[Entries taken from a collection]
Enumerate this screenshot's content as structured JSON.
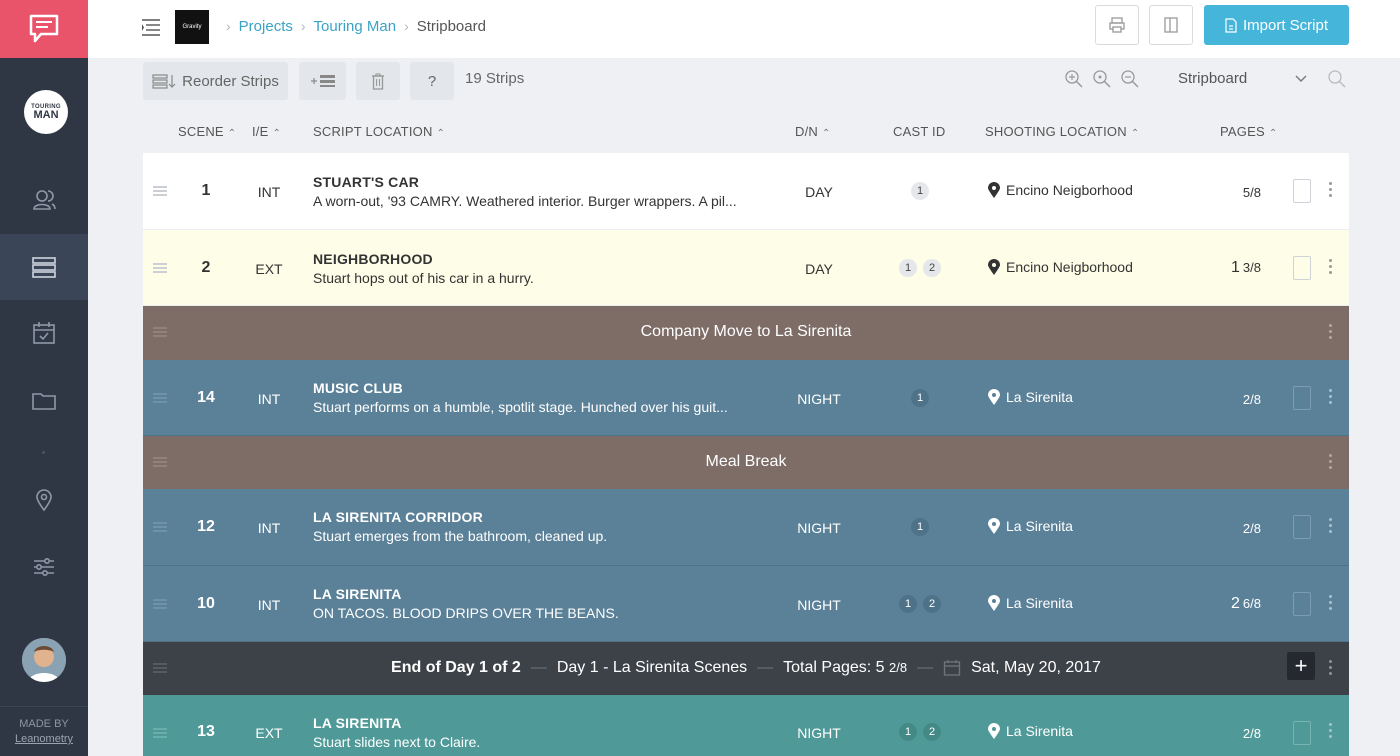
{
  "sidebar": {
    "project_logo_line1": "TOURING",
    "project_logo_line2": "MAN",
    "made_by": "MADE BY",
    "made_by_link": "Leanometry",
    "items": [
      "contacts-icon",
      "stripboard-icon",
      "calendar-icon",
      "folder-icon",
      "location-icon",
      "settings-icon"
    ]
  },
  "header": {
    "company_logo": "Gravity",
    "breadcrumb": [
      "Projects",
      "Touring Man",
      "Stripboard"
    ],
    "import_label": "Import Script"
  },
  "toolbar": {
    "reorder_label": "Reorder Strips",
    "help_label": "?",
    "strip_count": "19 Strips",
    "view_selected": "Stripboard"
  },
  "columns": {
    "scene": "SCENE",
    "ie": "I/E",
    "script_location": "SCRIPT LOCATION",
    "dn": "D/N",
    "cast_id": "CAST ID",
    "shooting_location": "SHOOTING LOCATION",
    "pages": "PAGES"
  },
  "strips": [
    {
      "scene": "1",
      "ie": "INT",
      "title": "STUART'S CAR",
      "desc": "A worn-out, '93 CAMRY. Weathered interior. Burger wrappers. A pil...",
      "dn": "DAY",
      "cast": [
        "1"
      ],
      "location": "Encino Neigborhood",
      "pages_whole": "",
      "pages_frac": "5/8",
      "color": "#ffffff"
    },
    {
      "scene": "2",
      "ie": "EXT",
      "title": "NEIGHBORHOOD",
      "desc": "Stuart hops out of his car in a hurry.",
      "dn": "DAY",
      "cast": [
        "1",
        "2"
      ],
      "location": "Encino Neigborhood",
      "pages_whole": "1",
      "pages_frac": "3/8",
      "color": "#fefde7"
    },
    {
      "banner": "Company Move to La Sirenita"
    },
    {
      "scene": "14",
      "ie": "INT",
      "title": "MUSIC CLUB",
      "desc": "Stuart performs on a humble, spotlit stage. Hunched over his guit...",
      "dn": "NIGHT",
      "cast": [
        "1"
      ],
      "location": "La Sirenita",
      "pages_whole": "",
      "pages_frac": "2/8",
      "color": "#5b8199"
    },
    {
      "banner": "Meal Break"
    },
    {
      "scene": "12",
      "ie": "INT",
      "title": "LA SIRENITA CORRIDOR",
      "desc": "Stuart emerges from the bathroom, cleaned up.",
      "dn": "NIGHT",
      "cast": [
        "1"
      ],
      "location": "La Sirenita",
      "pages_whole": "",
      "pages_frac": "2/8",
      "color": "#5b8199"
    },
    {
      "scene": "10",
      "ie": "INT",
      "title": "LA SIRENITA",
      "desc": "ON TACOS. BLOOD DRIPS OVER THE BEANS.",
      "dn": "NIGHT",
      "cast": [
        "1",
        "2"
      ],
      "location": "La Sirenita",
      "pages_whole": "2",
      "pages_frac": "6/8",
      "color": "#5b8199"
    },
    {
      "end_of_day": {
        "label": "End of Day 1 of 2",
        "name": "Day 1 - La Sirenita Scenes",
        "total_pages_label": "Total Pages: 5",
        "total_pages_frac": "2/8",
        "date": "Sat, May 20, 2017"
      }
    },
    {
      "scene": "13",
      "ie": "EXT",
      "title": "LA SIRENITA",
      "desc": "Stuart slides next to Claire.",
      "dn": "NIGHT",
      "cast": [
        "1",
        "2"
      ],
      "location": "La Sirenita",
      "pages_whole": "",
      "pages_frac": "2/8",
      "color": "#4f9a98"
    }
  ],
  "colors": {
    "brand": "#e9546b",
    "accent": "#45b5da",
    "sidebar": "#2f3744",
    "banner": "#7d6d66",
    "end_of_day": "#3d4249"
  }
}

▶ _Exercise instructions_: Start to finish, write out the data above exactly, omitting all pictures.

▶ _Your response_:
Enumerate this screenshot's content as structured JSON.
{
  "sidebar": {
    "project_logo_line1": "TOURING",
    "project_logo_line2": "MAN",
    "made_by": "MADE BY",
    "made_by_link": "Leanometry",
    "items": [
      "contacts-icon",
      "stripboard-icon",
      "calendar-icon",
      "folder-icon",
      "location-icon",
      "settings-icon"
    ]
  },
  "header": {
    "company_logo": "Gravity",
    "breadcrumb": [
      "Projects",
      "Touring Man",
      "Stripboard"
    ],
    "import_label": "Import Script"
  },
  "toolbar": {
    "reorder_label": "Reorder Strips",
    "help_label": "?",
    "strip_count": "19 Strips",
    "view_selected": "Stripboard"
  },
  "columns": {
    "scene": "SCENE",
    "ie": "I/E",
    "script_location": "SCRIPT LOCATION",
    "dn": "D/N",
    "cast_id": "CAST ID",
    "shooting_location": "SHOOTING LOCATION",
    "pages": "PAGES"
  },
  "strips": [
    {
      "scene": "1",
      "ie": "INT",
      "title": "STUART'S CAR",
      "desc": "A worn-out, '93 CAMRY. Weathered interior. Burger wrappers. A pil...",
      "dn": "DAY",
      "cast": [
        "1"
      ],
      "location": "Encino Neigborhood",
      "pages_whole": "",
      "pages_frac": "5/8",
      "color": "#ffffff"
    },
    {
      "scene": "2",
      "ie": "EXT",
      "title": "NEIGHBORHOOD",
      "desc": "Stuart hops out of his car in a hurry.",
      "dn": "DAY",
      "cast": [
        "1",
        "2"
      ],
      "location": "Encino Neigborhood",
      "pages_whole": "1",
      "pages_frac": "3/8",
      "color": "#fefde7"
    },
    {
      "banner": "Company Move to La Sirenita"
    },
    {
      "scene": "14",
      "ie": "INT",
      "title": "MUSIC CLUB",
      "desc": "Stuart performs on a humble, spotlit stage. Hunched over his guit...",
      "dn": "NIGHT",
      "cast": [
        "1"
      ],
      "location": "La Sirenita",
      "pages_whole": "",
      "pages_frac": "2/8",
      "color": "#5b8199"
    },
    {
      "banner": "Meal Break"
    },
    {
      "scene": "12",
      "ie": "INT",
      "title": "LA SIRENITA CORRIDOR",
      "desc": "Stuart emerges from the bathroom, cleaned up.",
      "dn": "NIGHT",
      "cast": [
        "1"
      ],
      "location": "La Sirenita",
      "pages_whole": "",
      "pages_frac": "2/8",
      "color": "#5b8199"
    },
    {
      "scene": "10",
      "ie": "INT",
      "title": "LA SIRENITA",
      "desc": "ON TACOS. BLOOD DRIPS OVER THE BEANS.",
      "dn": "NIGHT",
      "cast": [
        "1",
        "2"
      ],
      "location": "La Sirenita",
      "pages_whole": "2",
      "pages_frac": "6/8",
      "color": "#5b8199"
    },
    {
      "end_of_day": {
        "label": "End of Day 1 of 2",
        "name": "Day 1 - La Sirenita Scenes",
        "total_pages_label": "Total Pages: 5",
        "total_pages_frac": "2/8",
        "date": "Sat, May 20, 2017"
      }
    },
    {
      "scene": "13",
      "ie": "EXT",
      "title": "LA SIRENITA",
      "desc": "Stuart slides next to Claire.",
      "dn": "NIGHT",
      "cast": [
        "1",
        "2"
      ],
      "location": "La Sirenita",
      "pages_whole": "",
      "pages_frac": "2/8",
      "color": "#4f9a98"
    }
  ],
  "colors": {
    "brand": "#e9546b",
    "accent": "#45b5da",
    "sidebar": "#2f3744",
    "banner": "#7d6d66",
    "end_of_day": "#3d4249"
  }
}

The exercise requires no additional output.